Consequently, they asked the judge to permit Minnesota’s attorneys to consult with members of Congress and their staff about the contents and their significance. Additionally, they asked for indexes that the industry had provided, under seal, to ease the task.
Last year, the Minnesota Supreme Court, over vigorous industry opposition, ordered the companies to provide their internal indexes to the plaintiffs’ lawyers as a road map to the material. On Friday, the industry did not provide those indexes on their Web sites and accessing documents was not easy.
The congressmen’s letter also said that they believed they were entitled to see documents that the industry does not plan to make public--including those in the depository in England, as well as those “alleged to contain trade secrets if the documents relate to the health effects of tobacco, the manipulation or control of nicotine, or the sale or marketing of tobacco products to children.”
Friday’s document release comes on the heels of many secret industry papers being revealed as a consequence of litigation during the last decade.

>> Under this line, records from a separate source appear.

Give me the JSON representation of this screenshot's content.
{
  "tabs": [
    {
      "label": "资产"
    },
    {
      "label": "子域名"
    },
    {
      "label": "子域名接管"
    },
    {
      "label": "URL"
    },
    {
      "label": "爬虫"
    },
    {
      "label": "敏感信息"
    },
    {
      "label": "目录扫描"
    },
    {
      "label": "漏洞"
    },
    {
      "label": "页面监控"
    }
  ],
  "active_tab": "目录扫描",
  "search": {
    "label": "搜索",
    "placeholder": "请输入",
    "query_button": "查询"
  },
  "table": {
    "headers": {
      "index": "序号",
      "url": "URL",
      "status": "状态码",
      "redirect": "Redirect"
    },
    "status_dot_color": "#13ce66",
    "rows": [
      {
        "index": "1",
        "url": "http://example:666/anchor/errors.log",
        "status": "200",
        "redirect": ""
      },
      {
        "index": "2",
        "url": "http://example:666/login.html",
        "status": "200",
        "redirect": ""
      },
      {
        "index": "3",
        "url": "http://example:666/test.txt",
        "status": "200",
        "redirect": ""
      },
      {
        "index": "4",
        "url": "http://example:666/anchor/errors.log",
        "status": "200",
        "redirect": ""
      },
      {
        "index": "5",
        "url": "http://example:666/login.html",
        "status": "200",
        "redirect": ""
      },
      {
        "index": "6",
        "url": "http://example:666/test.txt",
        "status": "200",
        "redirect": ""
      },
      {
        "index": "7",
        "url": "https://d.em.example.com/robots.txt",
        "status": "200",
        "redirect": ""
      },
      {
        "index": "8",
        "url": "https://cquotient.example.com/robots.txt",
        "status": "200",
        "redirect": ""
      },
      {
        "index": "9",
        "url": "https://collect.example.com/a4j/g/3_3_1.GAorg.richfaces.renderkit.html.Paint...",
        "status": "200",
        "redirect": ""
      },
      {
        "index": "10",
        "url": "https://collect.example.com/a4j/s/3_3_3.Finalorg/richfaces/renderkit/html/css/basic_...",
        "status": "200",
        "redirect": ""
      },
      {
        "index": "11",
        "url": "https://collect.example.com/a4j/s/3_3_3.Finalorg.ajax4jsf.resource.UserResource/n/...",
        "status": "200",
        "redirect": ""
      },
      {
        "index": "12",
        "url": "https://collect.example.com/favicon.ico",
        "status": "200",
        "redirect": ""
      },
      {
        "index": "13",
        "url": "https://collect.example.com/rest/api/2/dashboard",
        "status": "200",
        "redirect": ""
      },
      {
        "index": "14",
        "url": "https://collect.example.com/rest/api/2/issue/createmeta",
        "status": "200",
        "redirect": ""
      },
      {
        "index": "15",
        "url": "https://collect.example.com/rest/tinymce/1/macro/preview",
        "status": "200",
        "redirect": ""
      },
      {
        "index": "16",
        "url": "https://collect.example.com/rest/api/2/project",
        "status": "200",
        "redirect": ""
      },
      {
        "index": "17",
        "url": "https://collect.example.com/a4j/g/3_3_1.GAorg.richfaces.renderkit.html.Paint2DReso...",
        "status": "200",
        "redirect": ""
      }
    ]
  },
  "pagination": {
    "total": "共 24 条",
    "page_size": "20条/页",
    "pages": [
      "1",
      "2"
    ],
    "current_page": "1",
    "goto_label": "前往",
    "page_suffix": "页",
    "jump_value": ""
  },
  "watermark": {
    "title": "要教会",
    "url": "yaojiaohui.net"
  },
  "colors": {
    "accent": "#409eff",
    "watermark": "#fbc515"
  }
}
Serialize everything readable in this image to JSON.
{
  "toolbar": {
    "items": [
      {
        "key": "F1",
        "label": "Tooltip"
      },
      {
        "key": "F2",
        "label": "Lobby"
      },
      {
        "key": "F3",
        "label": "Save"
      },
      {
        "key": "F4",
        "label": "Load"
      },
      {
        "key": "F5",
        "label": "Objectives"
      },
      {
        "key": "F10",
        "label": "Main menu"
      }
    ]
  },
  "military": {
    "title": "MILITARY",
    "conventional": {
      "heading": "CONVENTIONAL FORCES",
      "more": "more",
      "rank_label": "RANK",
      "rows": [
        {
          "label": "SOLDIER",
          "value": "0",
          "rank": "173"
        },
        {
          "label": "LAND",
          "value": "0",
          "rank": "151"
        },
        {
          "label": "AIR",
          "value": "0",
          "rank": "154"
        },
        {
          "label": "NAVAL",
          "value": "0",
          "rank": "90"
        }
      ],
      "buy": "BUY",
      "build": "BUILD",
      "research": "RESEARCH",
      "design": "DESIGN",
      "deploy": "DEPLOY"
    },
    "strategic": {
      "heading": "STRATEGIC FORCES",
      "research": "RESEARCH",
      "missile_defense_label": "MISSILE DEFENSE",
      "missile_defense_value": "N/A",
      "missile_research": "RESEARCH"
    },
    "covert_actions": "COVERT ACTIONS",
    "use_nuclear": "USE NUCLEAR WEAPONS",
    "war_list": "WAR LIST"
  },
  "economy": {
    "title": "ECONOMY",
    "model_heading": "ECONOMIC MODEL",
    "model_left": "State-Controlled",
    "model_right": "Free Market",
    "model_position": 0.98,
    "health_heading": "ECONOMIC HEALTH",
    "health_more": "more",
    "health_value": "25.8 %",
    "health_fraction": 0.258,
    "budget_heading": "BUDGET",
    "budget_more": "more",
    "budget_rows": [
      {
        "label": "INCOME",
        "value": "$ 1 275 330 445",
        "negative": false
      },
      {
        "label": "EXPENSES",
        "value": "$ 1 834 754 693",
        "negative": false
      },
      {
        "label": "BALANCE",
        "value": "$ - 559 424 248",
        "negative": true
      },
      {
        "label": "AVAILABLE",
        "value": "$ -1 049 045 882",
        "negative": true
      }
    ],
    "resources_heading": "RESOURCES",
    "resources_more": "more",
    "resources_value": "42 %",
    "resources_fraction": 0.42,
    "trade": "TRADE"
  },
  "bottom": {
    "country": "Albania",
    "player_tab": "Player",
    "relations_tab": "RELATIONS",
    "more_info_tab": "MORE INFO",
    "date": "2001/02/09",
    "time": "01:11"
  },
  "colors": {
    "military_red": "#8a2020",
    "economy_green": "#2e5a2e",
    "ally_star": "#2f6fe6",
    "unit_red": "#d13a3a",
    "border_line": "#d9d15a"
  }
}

It was impossible to make an immediate assessment of how potent the material is because of the sheer volume of documents being released. However, some papers shed new light on industry research on the effect of smoking on health, marketing efforts and other issues.
For example, one of the oldest documents from R.J. Reynolds--dated 1941--showed that company scientists already were studying the effect of “free nicotine,” the type that moves through the bloodstream faster to the brain and which recent studies show plays a critical role in delivering a strong nicotine “kick.”
The document also describes how goldfish were utilized for research on free nicotine and those studies revealed that free nicotine was six times more toxic for goldfish than bound nicotine.
A 1977 Lorillard research report showed company scientists busy working on how to maintain nicotine yields as they cut tar levels in cigarettes. Keeping up nicotine levels in lower tar cigarettes is an “absolute necessity,” the report said.
More fuel was likely to be added to the furor over industry attempts to hook young people on cigarettes by a Brown & Williamson document that describes the habits of smokers as young as 12. It states: “Get smokers as young as possible.”
Michael M. Krieger, a Los Angeles attorney who also is a lecturer in computer science at UCLA, said the industry’s action probably amounts to one of the largest deposits of material on the Internet.
Put in one pile, the Minnesota documents would rise almost 2 miles.
The first batch of documents posted Friday is a cache that has come to be known as the “Minnesota select set"--the ones that attorneys from the Minnesota attorney general’s special counsel Robins, Kaplan, Miller & Ciresi, selected for copying and potential use in the trial.
The material includes scientific research, marketing reports, correspondence between executives and some handwritten notes.
Company officials said it had been a major undertaking to get the material ready to be made public. RJR spokeswoman Peggy Carter said that her company had to add new hardware to its internal computer system to participate in Friday’s release of documents.
Ironically, the introduction to RJR’s document Web site said that it contained five separate filters if parents were concerned about children seeing the material. Because of its Joe Camel campaign, RJR has been the cigarette company most under attack for marketing its products to kids.
Times researchers Julia Franco, Bill Laurence and Maloy Moore assisted in the preparation of this story.